The norm is at least one quiet room per floor, though the quartet of freshmen residence halls at The Grove — that’s Acacia, Ironwood, Juniper and Willow — each tout 11 quiet spaces on their six floors.
Besides the residence halls, other stellar venues to do all the cognitive thinking students need to do are the Academic and Career Excellence Centers.
The campus' seven ACE Centers are widely known as the places on campus students can go when they need academic help from learning advocates, or LEADs. But, outside of those 240 or so dedicated study rooms, they are also prime places to study.
One thing students might be surprised to learn is that classrooms can be used as study spaces if they're not in use, though they might not be open as late as the designated quiet spaces.
They might be surprised to learn, too, that the library, once upon a time one of the only quiet places to study on any school campus, is still a popular choice when it comes to becoming one with the books, notes and all things academia. If you ask students where they go study, they'll say the library or its neighbor in the Student Union, student coffee shop GCBC.
"It's funny, because it's such a different environment. We're very quiet and that's not ever intentional," the library's Access Service Manager, Kelly O'Neill, said of students who respect libraries as the place to go if you need a quiet spot to think. "... Then on the second floor (at GCBC), there's music, it's crowded and there's talking. We're more of a quiet, calm space. ... It's a good study vibe," said O'Neill.

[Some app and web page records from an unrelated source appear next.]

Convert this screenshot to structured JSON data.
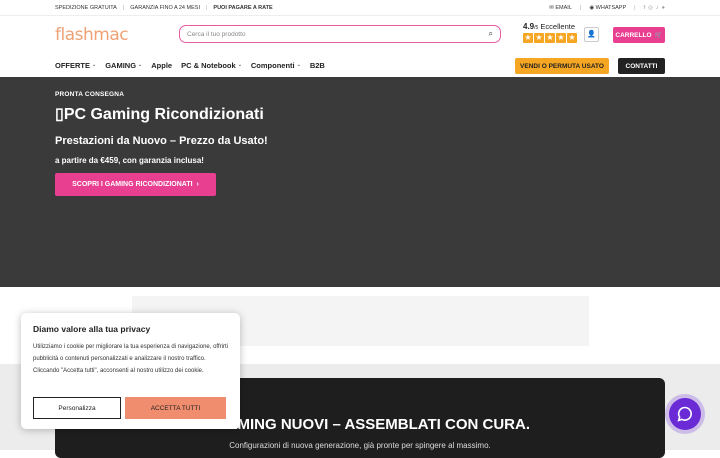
{
  "topbar": {
    "shipping": "SPEDIZIONE GRATUITA",
    "warranty": "GARANZIA FINO A 24 MESI",
    "installments": "PUOI PAGARE A RATE",
    "email": "EMAIL",
    "whatsapp": "WHATSAPP"
  },
  "header": {
    "logo": "flashmac",
    "search_placeholder": "Cerca il tuo prodotto",
    "rating_score": "4.9",
    "rating_scale": "/5",
    "rating_label": "Eccellente",
    "cart_label": "CARRELLO"
  },
  "nav": {
    "items": [
      "OFFERTE",
      "GAMING",
      "Apple",
      "PC & Notebook",
      "Componenti",
      "B2B"
    ],
    "sell_label": "VENDI O PERMUTA USATO",
    "contacts_label": "CONTATTI"
  },
  "hero": {
    "eyebrow": "PRONTA CONSEGNA",
    "title": "PC Gaming Ricondizionati",
    "subtitle": "Prestazioni da Nuovo – Prezzo da Usato!",
    "price_line": "a partire da €459, con garanzia inclusa!",
    "cta": "SCOPRI I GAMING RICONDIZIONATI"
  },
  "section": {
    "title": "PC GAMING NUOVI – ASSEMBLATI CON CURA.",
    "subtitle": "Configurazioni di nuova generazione, già pronte per spingere al massimo."
  },
  "cookie": {
    "title": "Diamo valore alla tua privacy",
    "body": "Utilizziamo i cookie per migliorare la tua esperienza di navigazione, offrirti pubblicità o contenuti personalizzati e analizzare il nostro traffico. Cliccando \"Accetta tutti\", acconsenti al nostro utilizzo dei cookie.",
    "customize": "Personalizza",
    "accept": "ACCETTA TUTTI"
  },
  "colors": {
    "accent": "#e83f91",
    "orange": "#f5a623",
    "dark": "#3a3a3a",
    "chat": "#6a2bd6"
  }
}
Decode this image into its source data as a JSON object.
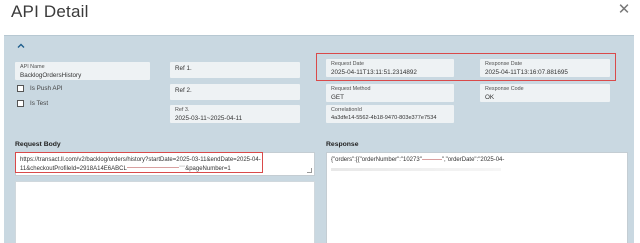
{
  "window": {
    "title": "API Detail",
    "close_icon": "close-icon"
  },
  "panel": {
    "collapse_icon": "chevron-up-icon"
  },
  "fields": {
    "api_name": {
      "label": "API Name",
      "value": "BacklogOrdersHistory"
    },
    "ref1": {
      "label": "Ref 1."
    },
    "ref2": {
      "label": "Ref 2."
    },
    "ref3": {
      "label": "Ref 3.",
      "value": "2025-03-11~2025-04-11"
    },
    "request_date": {
      "label": "Request Date",
      "value": "2025-04-11T13:11:51.2314892"
    },
    "response_date": {
      "label": "Response Date",
      "value": "2025-04-11T13:16:07.881695"
    },
    "request_method": {
      "label": "Request Method",
      "value": "GET"
    },
    "response_code": {
      "label": "Response Code",
      "value": "OK"
    },
    "correlation_id": {
      "label": "CorrelationId",
      "value": "4a3dfe14-5562-4b18-9470-803e377e7534"
    }
  },
  "checkboxes": {
    "is_push_api": {
      "label": "Is Push API",
      "checked": false
    },
    "is_test": {
      "label": "Is Test",
      "checked": false
    }
  },
  "request_body": {
    "label": "Request Body",
    "line1": "https://transact.ll.com/v2/backlog/orders/history?startDate=2025-03-11&endDate=2025-04-",
    "line2_start": "11&checkoutProfileId=2918A14E6ABCL",
    "line2_mid": "\"\"\"",
    "line2_end": "&pageNumber=1"
  },
  "response": {
    "label": "Response",
    "line1_a": "{\"orders\":[{\"orderNumber\":\"10273\"",
    "line1_b": "\",\"orderDate\":\"2025-04-"
  },
  "colors": {
    "panel_bg": "#c9d8e1",
    "field_bg": "#eef2f4",
    "highlight": "#d94a4a",
    "accent": "#1f5e8c"
  }
}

The GCU Library touts 18 quiet spaces, the most of any building on campus, with 10 rooms on the third floor and eight on the fourth floor. They seat four to five people and can be reserved online in 30-minute to four-hour blocks. They come with dry eraser boards and screens so students can display what's on their computer on those screens.
Those study rooms in the library fill up quickly, so O'Neill said, "We like to direct students to the other (study) spaces on campus."
She spent time last year taking photos of the campus' quiet spaces so students can see what they look like and choose where they might want to study.
Flyers that map out those designated spaces are peppered around campus. They include QR codes that take students to websites to reserve a library study room, access Career Connections for ACE Center appointments, or get more information on quiet spaces (complete with those pictures of study rooms).
It isn’t all the campus is doing to promote GCU’s study culture.
Lange said these designated spaces are first-come, first-serve and that campus leaders are looking at ways to improve how students will know whether or not a certain study room is already being used.
And the branding of these quiet spaces continues to evolve.
“There are some students that won’t leave their dorm, and that’s OK. That works for them,” Lange said. “But there are some that need the hustle and bustle of GCBC. They like that energy. There are others that need an ACE Center where there’s a LEAD right next to them.”
Whatever conditions work best for them, a study space is there to meet those needs.
“Our hope is to really get the word out,” Lange said. “… It’s been a collaborative effort with all departments and colleges to really figure out how to support students.”
Ultimately, Lange added, “We want to make it more convenient for students to study in the area that works best for them.”
Lana Sweeten-Shults, Manager of Internal Communications, can be reached at [email protected] or at 602-639-7901.